Finding Ways to Reward the Next “Gen” of Employees

It is a well-established fact among psychologists that different types of people react to different types of rewards. Despite this fact, many traditional businesses and non-profit organizations still rely on a single, simple “more pay for more results” type of compensation scheme. While this strategy may pay some immediate dividends in the short run, it is a strategy that, in the long run, is inevitably doomed to failure.

An Age-Old, but Outdated Paradigm

Regardless of the position held every employee must be inspired, motivated, coerced – choose any word you please – into working as productively as possible. While most employees and employers would cite money as the main motivating influence, studies have demonstrated that this is simply not the case.

Recognition, peer approval and even minor perks have also been identified as significant motivators in the work lives of many employees. This issue has come to the forefront in recent years as employers have finally come to grips with reality that the newest generation of employees requires a somewhat different approach to employee rewards and recognition solutions.

First, Some History - The “Old School” Approach

In the past, businesses have spent enormous amounts of money on employee incentives and rewards programs. By and large, these programs have been successful as the American model of management has dominated the world economy and been emulated in almost every country in the world.

Nevertheless, these reward and recognition programs have lagged far behind the cultural changes that have overtaken the American workplace. Previously, for example, employees were recognized as good “implementers of company policy” or “excellent earners.” In every case, the recognition was done in a ‘face to face’ way. The venue was always a company meeting or corporate event and the recipient was always congratulated by his peers in an immediate and personal manner.
Though the need to reinforce excellent behavior and superior achievement is more pressing than ever, the days of personal congratulations are over. Fully, one third of the U.S. workforce works on a contingent basis and has very little personal contact with their immediate supervisor or their peers. Obviously, a different sort of rewards and recognition solution is needed.

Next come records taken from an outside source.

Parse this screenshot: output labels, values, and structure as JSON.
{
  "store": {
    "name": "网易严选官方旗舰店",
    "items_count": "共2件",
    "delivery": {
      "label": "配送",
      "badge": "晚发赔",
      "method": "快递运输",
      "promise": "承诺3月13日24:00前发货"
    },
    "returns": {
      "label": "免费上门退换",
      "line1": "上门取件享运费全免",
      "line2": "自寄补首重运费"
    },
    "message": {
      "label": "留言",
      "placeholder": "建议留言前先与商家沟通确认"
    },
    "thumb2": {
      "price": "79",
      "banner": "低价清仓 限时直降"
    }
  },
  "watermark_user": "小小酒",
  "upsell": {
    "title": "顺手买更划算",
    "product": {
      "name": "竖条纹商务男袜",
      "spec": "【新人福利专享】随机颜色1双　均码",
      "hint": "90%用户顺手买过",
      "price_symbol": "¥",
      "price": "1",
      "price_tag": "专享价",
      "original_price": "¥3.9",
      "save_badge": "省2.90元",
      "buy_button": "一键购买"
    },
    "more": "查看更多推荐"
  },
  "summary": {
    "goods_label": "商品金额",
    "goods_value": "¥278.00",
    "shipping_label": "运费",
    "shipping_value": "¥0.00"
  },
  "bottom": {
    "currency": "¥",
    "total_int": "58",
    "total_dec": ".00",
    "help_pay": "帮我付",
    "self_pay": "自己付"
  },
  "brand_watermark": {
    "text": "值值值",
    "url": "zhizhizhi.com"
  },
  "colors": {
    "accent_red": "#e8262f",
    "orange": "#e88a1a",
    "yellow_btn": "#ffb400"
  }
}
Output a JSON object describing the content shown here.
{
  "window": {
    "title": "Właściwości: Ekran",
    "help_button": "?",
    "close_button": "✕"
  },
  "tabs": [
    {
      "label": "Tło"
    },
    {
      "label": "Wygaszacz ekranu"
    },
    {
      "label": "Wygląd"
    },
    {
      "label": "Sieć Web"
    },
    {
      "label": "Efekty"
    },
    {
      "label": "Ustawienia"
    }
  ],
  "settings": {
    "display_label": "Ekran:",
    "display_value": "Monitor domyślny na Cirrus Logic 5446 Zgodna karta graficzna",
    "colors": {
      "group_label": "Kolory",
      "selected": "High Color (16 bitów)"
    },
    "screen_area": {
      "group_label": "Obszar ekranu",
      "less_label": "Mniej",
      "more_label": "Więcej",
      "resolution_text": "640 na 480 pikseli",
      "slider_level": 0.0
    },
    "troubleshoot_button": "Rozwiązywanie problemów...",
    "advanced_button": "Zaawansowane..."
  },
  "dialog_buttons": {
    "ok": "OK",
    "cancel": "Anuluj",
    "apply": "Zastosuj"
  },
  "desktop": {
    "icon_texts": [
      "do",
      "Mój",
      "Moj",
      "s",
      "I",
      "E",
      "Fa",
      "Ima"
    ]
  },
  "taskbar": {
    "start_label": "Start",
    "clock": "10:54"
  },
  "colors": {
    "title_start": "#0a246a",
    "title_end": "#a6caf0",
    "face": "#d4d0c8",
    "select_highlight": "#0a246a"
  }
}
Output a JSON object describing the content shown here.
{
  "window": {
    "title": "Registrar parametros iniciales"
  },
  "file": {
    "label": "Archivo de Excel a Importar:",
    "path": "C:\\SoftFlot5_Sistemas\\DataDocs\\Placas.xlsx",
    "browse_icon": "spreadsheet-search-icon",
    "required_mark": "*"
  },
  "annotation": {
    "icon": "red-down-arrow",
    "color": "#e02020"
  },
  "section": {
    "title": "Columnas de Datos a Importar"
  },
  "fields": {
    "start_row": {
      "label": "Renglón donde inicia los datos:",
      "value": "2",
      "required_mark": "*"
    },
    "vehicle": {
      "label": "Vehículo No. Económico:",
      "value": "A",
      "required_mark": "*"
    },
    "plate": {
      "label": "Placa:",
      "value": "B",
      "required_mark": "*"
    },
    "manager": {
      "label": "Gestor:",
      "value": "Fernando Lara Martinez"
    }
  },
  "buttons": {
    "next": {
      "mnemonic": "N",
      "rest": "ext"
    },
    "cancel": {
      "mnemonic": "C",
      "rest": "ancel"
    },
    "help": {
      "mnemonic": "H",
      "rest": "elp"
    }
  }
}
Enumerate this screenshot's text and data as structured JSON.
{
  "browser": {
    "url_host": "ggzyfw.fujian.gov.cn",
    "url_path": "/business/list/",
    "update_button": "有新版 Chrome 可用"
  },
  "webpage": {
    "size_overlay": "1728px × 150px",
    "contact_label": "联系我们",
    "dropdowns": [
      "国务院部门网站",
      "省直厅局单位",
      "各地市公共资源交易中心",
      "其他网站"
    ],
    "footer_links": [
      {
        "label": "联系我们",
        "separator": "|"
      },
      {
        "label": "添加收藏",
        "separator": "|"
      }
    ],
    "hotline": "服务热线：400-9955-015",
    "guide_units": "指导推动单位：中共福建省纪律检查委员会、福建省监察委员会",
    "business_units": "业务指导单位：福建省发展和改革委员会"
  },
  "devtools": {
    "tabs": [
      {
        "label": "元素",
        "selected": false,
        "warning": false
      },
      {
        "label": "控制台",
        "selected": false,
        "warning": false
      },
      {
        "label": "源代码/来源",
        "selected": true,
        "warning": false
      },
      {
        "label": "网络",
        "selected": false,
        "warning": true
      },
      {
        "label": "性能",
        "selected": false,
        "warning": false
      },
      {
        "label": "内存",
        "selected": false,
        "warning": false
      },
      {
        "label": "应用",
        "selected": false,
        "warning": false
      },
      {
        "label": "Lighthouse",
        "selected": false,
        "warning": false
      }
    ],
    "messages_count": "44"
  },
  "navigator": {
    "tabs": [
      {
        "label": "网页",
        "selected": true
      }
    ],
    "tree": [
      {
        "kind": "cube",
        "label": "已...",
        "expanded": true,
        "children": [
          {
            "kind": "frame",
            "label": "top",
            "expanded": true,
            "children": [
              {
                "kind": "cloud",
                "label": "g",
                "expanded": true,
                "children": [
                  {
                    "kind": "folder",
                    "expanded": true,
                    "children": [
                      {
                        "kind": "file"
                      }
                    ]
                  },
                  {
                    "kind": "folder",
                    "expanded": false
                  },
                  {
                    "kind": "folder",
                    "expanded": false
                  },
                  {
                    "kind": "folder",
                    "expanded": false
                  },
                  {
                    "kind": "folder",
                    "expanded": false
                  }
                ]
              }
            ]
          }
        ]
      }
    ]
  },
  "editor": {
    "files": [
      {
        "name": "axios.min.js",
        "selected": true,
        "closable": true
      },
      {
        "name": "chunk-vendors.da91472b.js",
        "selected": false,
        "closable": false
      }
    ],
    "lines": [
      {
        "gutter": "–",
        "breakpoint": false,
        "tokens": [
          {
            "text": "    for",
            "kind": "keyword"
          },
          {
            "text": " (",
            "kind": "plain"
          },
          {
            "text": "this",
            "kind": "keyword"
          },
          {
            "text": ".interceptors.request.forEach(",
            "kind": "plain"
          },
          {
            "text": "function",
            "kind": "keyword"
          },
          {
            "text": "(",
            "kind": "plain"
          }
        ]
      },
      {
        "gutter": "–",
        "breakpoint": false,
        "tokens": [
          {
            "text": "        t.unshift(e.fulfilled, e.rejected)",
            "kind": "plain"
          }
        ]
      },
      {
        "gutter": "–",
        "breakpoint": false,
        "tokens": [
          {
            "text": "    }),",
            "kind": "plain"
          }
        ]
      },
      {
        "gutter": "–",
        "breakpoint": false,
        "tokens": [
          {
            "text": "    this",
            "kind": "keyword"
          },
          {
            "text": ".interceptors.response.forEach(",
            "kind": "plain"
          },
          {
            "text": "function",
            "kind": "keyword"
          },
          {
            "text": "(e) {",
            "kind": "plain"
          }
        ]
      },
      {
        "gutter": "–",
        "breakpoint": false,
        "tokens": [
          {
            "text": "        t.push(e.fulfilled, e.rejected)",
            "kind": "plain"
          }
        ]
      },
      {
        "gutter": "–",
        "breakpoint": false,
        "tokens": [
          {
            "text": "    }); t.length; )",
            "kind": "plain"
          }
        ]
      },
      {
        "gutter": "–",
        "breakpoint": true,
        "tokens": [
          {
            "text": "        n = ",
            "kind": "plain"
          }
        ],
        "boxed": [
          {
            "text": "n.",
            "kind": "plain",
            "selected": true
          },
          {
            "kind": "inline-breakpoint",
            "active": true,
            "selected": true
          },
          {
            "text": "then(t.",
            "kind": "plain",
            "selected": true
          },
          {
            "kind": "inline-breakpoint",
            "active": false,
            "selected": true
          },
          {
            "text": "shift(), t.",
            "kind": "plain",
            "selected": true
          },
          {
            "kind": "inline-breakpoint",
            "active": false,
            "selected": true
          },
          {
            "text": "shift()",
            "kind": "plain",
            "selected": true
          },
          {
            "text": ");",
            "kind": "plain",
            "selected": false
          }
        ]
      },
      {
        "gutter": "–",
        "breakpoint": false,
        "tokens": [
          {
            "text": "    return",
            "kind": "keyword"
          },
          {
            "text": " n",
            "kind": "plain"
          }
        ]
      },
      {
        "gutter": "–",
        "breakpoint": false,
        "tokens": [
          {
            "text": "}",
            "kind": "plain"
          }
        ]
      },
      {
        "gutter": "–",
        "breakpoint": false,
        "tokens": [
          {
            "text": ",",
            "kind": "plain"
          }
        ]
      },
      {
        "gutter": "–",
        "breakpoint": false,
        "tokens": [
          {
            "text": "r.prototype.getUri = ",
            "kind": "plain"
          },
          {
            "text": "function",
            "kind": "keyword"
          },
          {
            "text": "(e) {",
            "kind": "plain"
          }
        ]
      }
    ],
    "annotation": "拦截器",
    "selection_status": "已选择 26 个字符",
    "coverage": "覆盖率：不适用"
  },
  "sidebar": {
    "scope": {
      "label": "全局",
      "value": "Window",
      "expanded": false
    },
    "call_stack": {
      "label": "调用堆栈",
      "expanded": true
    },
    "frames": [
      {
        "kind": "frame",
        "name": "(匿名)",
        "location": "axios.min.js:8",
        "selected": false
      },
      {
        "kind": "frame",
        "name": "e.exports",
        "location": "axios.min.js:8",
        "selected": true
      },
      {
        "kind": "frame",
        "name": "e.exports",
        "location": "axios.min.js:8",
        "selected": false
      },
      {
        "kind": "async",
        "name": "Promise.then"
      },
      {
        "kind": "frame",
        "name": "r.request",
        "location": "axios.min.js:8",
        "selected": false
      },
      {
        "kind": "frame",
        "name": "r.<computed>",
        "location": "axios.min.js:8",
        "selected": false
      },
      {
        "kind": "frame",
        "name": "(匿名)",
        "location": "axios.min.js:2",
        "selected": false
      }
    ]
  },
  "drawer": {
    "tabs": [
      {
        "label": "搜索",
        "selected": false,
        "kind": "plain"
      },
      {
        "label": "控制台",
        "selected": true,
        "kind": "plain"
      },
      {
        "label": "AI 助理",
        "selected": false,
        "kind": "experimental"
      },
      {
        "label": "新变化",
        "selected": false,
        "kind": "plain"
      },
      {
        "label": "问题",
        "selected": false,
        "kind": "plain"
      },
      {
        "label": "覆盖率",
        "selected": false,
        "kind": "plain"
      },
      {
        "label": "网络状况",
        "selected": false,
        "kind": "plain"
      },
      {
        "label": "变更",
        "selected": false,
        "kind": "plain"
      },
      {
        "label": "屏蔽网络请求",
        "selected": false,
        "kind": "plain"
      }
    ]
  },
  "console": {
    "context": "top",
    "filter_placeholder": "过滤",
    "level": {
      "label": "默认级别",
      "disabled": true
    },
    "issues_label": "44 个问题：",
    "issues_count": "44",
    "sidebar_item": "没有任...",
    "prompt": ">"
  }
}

Now, the New Reality

The newest generation of employees grew up in a “recognition rich” household that now requires a serious rethinking on the part of employers as to the best rewards and recognition solutions for their company. Instead of quarterly or yearly “achievement awards,” the best companies will now develop managers who can consistently coach and “recognize” employees on an almost daily basis. Companies must realize that this change in focus is essential for success in the 21st century.

The basis for employee satisfaction and superior performance remain the same. The need to achieve, a control over one’s destiny and a degree of influence are still the prime motivators in a person’s work life but how they are satisfied has not kept pace with current technology. 

Looking to the Future

To get the best results, a company must properly compensate the new generation of employees according to their rules or risk losing them. Some of the shortfalls of traditional reward programs include poor focus, lack of relevance and non-transparency. For example, a program that targets increased sales volume in a dying sector of the business and rewards the winners with a company mug fails on all counts. No one in the company cares about the sector, the new customers or the “valuable prize” for winning and, most importantly, every employee knows it.

The next generation of rewards programs must be an enterprise-wide solution that not only clearly enumerates the goals but also ensures a totally transparent scoring matrix that is easily accessible to all interested parties. These two factors, alone, will guarantee that all employees and management personnel are actively engaged in any rewards program. The camaraderie and competition engendered by a good rewards program are just icing on the cake.

The First Step

Implementing and monitoring a focused and successful rewards program can be a tedious and tiresome process without the help of some serious technology. Consider incorporating one into your current HRIS and see the benefits develop from there. It is not an easy task and the first one will probably not be your best effort but a little more time and effort will surely show results. 

About the Author

Carolyn Sokol writes about issues that may affect small businesses such as human resources, HR management software, and HRIS systems. She is a founder of and contributor to, both of which help match businesses to the right HR or payroll service provider for their particular needs. Her background is in marketing and communications, employee education and training, development of policies and procedures and the ongoing delivery of outstanding customer service.